"So are you telling me there's no seed store anywhere? Anywhere? In the whole world?"
"Uh-huh. This is what married people do here, and in Europe, and in Africa, and all over."
That sounded like baloney to me. "Nanny did it, too?"
"Yeah, Nanny, too. Everybody. But remember, you have to be married." The skeptic in me kicked into high gear. There was no way that Nanny ever did that. "I can't believe there's no seed store. Are you positive?"
"What a gyp."
But it wasn't enough of a gyp to keep me from passing it on to all my friends. The very next day, I began holding forth to any kid who would listen. "Hey, guess what? There's no seed store." For a while, I had the reputation among my friends' mothers as the worst influence in the entire neighborhood, the pervert of the playground.
Most of the kids didn't believe me; about six of them grabbed each other's hands to form a circle, and danced around me, chanting "penis and vagina, penis and vagina." Jerry reached into his pants, felt himself carefully, and screamed at me, "You're lying. There's no seeds in it." Shelley’s mother never forgave me. She’s convinced to this day that he still wouldn’t know the facts of life if I hadn’t spilled the beans to him while we were riding on the seesaw.
Weeks went by, and Dad didn't say anything at all to me about my lesson.
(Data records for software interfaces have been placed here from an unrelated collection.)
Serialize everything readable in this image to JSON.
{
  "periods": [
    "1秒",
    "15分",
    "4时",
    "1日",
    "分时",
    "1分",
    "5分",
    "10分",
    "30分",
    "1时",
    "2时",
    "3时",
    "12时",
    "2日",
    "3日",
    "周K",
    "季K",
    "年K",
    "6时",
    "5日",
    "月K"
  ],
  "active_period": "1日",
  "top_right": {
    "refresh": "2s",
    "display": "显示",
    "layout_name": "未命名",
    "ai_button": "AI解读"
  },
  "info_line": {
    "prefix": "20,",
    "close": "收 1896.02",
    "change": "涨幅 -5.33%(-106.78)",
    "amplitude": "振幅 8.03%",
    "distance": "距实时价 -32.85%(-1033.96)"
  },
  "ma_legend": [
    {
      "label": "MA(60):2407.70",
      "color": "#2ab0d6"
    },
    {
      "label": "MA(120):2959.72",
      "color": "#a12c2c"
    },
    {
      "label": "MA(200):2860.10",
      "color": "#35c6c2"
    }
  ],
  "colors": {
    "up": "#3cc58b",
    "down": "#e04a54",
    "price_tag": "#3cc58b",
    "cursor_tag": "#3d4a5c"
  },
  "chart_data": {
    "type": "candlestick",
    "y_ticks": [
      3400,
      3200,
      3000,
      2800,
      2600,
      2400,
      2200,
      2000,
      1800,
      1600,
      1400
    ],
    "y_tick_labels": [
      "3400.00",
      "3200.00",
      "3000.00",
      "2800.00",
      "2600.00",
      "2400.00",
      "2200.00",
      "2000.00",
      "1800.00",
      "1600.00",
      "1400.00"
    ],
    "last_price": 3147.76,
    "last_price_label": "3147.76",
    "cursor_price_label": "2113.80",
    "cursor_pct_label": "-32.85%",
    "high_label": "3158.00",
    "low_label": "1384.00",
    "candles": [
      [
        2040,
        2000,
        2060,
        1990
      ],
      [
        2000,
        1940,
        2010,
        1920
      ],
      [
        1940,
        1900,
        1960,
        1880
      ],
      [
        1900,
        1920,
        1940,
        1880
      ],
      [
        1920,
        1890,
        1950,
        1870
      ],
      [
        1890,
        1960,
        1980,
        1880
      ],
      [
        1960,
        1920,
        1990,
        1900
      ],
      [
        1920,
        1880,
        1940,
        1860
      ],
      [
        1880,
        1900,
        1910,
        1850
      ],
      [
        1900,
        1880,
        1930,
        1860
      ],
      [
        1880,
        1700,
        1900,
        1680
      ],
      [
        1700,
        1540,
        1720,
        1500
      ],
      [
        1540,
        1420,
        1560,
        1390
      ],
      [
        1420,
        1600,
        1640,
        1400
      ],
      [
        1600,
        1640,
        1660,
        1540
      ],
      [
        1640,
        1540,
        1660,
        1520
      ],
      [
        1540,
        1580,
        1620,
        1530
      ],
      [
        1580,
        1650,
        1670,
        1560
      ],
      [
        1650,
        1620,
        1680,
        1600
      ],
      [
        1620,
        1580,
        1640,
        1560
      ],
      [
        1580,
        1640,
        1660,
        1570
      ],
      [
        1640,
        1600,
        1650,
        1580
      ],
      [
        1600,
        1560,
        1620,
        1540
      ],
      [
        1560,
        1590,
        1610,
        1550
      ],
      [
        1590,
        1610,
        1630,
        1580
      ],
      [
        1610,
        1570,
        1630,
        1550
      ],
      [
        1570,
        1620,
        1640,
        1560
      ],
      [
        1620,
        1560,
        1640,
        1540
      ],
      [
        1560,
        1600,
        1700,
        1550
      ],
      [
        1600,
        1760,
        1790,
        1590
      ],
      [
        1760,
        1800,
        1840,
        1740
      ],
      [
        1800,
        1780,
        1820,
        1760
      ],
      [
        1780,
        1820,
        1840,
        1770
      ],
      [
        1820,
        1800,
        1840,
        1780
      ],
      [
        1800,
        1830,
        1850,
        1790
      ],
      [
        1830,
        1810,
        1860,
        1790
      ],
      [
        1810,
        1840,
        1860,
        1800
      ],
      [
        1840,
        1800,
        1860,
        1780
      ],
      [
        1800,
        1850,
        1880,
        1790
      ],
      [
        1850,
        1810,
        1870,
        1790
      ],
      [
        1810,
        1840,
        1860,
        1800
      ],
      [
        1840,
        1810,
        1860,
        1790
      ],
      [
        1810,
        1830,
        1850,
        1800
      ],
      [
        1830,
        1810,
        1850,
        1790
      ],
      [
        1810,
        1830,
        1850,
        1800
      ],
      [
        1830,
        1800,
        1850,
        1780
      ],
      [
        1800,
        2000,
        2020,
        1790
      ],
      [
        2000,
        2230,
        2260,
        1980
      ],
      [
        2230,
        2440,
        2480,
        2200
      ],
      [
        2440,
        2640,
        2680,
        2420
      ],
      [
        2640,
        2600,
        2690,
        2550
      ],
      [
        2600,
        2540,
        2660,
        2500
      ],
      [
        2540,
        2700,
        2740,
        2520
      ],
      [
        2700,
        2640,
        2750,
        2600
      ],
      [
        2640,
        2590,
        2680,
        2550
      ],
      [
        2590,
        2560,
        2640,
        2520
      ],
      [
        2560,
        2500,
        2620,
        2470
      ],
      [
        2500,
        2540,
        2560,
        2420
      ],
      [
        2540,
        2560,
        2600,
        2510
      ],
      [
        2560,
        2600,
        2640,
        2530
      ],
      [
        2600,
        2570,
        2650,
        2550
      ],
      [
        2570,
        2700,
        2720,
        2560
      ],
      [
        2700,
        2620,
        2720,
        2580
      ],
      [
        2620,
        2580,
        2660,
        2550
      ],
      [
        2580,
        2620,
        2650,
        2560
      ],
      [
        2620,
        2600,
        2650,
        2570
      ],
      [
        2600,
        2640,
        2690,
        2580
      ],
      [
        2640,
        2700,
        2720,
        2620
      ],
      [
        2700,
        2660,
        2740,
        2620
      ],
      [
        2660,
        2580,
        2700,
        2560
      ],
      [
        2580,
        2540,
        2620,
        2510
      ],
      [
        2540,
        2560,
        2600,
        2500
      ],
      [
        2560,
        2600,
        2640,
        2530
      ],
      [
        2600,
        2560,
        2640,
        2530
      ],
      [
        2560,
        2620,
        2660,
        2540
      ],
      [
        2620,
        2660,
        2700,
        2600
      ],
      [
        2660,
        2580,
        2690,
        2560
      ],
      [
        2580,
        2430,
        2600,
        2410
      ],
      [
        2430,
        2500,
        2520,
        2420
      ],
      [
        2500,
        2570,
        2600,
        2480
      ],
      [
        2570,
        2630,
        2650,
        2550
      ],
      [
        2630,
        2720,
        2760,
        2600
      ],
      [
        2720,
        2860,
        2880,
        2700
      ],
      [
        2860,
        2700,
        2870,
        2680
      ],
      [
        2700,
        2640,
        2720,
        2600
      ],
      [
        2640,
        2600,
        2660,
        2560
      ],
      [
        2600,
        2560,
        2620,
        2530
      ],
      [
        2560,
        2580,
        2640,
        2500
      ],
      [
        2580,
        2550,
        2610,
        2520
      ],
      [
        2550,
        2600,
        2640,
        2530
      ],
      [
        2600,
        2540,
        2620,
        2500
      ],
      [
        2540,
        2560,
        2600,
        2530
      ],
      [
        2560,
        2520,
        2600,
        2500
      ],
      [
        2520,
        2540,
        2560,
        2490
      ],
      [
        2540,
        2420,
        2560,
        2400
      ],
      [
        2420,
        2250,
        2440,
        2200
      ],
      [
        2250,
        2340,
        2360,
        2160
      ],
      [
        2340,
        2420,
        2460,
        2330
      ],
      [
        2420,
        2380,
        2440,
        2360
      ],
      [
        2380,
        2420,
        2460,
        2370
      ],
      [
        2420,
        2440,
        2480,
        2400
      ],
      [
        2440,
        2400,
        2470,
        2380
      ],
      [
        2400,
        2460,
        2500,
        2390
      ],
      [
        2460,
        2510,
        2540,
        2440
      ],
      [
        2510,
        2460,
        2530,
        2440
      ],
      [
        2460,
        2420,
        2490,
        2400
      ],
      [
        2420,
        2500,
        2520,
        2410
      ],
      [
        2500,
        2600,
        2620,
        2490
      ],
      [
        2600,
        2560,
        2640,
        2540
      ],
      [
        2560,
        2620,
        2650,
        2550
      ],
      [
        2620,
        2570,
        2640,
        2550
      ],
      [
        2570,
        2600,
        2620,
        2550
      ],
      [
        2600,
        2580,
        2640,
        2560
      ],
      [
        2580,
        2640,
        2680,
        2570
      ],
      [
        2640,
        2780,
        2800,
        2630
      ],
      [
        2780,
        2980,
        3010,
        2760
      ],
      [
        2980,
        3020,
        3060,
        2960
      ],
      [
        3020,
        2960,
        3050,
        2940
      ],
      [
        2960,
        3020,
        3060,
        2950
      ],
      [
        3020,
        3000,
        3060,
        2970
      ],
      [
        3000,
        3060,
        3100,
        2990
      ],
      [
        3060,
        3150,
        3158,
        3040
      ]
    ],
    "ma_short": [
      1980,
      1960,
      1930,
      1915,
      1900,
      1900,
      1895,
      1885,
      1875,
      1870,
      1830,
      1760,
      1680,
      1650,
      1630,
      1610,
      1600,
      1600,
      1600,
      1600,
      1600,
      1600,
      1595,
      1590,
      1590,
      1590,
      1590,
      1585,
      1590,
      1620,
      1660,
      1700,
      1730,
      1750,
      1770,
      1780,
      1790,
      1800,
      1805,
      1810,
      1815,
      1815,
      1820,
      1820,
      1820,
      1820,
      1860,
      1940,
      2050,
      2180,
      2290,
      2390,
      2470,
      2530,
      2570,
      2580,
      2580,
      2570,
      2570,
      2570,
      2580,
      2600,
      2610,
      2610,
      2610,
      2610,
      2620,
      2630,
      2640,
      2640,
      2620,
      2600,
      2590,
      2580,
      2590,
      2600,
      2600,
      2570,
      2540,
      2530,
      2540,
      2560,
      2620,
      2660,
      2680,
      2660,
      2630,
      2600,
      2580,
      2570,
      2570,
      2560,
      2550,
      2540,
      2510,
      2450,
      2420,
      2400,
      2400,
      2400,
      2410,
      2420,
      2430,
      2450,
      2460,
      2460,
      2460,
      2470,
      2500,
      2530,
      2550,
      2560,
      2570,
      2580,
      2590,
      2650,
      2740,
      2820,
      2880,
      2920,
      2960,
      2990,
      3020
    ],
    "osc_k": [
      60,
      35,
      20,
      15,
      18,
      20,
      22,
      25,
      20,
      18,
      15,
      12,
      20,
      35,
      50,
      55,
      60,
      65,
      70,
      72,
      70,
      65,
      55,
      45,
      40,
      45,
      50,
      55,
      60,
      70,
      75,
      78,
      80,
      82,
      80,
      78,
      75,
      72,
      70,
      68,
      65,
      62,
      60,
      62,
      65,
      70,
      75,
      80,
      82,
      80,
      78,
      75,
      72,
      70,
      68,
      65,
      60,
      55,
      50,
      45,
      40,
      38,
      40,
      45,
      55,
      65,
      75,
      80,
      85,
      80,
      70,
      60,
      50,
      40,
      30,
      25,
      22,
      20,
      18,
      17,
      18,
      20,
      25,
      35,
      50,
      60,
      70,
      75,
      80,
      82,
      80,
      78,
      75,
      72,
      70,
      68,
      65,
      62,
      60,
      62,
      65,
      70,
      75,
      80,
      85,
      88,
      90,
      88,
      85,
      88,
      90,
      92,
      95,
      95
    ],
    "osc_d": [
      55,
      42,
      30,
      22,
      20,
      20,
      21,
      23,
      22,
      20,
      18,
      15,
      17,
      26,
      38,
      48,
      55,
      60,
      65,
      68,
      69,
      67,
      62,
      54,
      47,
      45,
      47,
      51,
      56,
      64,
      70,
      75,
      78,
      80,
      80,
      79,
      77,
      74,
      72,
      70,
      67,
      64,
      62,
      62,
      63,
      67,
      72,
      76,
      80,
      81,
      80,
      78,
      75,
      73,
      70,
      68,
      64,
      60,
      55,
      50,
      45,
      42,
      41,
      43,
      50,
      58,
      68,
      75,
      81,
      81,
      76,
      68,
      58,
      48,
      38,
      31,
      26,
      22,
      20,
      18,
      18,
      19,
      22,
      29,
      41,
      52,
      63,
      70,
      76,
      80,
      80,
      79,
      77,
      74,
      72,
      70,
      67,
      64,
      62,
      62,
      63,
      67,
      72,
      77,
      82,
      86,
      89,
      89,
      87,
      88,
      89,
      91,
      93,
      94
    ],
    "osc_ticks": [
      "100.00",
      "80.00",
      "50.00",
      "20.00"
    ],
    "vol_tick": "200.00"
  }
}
Then one night, out of the blue, he asked, "So Mom wised you up? About the seeds?"
"Yeah," I answered.
"There's more," he said, and winked. "Remind me to tell you when you're older."
"After I'm married?" I asked.
"Maybe a little bit before," he replied.
"Not today, OK? I need to take a nap."